BEGIN
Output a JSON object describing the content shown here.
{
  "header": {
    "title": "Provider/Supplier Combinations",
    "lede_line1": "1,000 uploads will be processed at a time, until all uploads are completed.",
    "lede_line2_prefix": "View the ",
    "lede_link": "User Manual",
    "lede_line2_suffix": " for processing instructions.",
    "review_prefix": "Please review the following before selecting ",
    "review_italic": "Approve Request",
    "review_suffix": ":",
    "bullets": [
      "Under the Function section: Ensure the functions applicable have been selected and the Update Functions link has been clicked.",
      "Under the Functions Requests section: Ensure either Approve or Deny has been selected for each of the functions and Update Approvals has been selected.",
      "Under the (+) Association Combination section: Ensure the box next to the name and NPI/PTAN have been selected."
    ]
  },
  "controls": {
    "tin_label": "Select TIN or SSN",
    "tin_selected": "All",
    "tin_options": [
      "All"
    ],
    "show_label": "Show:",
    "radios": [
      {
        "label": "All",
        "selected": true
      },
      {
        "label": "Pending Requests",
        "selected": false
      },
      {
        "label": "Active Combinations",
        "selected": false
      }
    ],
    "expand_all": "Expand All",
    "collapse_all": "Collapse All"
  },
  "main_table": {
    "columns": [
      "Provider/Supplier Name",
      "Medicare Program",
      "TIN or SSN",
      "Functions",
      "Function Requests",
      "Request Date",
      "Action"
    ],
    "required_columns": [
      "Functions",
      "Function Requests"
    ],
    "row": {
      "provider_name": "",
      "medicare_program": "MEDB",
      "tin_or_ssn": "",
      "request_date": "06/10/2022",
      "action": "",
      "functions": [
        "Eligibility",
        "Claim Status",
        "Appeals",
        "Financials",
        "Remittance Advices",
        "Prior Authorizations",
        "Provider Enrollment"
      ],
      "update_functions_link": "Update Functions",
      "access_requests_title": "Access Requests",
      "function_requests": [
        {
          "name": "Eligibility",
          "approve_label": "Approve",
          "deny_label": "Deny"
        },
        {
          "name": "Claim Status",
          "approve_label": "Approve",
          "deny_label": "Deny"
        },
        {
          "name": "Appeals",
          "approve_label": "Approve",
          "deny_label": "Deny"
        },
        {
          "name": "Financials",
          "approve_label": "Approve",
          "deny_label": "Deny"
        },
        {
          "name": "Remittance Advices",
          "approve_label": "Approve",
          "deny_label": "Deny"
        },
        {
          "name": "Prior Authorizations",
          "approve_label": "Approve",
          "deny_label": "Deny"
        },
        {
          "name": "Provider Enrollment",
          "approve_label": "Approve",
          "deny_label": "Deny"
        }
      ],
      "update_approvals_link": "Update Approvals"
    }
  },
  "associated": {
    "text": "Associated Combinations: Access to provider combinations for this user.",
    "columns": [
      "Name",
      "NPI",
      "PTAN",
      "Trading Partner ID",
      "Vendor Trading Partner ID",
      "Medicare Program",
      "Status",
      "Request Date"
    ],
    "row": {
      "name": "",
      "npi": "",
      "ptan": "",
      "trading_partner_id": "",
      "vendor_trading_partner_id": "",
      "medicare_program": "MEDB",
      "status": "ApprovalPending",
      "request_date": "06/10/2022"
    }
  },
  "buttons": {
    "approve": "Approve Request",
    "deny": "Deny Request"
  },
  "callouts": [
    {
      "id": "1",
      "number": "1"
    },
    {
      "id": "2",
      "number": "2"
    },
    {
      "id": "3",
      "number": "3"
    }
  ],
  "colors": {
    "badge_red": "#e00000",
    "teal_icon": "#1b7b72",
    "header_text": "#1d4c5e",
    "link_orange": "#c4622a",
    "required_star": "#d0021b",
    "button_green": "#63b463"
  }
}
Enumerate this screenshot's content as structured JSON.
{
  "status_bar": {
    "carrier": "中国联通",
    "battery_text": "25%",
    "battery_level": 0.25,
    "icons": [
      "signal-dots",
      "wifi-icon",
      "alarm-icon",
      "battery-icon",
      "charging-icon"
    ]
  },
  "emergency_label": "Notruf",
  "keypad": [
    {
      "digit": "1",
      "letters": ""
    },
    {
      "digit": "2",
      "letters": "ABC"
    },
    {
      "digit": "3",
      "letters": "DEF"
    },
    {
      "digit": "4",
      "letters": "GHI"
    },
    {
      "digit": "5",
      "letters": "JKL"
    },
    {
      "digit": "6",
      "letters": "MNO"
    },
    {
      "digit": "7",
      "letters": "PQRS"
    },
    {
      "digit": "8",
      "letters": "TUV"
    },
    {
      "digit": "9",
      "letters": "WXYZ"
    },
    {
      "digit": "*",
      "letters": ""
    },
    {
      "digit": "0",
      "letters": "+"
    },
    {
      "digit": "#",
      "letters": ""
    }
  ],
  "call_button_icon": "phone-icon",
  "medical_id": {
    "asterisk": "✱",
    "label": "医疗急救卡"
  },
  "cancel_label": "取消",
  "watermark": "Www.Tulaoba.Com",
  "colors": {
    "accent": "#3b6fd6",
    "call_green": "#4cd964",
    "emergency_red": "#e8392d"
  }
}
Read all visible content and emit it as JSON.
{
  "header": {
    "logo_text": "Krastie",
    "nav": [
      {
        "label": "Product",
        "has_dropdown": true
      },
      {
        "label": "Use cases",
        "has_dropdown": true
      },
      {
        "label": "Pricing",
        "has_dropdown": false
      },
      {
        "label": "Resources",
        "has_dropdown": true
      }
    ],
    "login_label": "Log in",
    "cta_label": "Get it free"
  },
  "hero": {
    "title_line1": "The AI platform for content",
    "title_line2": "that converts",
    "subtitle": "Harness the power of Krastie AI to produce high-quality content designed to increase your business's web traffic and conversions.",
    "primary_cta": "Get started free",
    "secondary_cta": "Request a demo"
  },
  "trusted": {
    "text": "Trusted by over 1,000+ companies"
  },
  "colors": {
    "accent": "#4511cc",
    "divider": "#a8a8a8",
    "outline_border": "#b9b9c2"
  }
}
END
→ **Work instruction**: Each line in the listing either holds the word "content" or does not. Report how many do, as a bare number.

→ **Answer to this exercise**: 5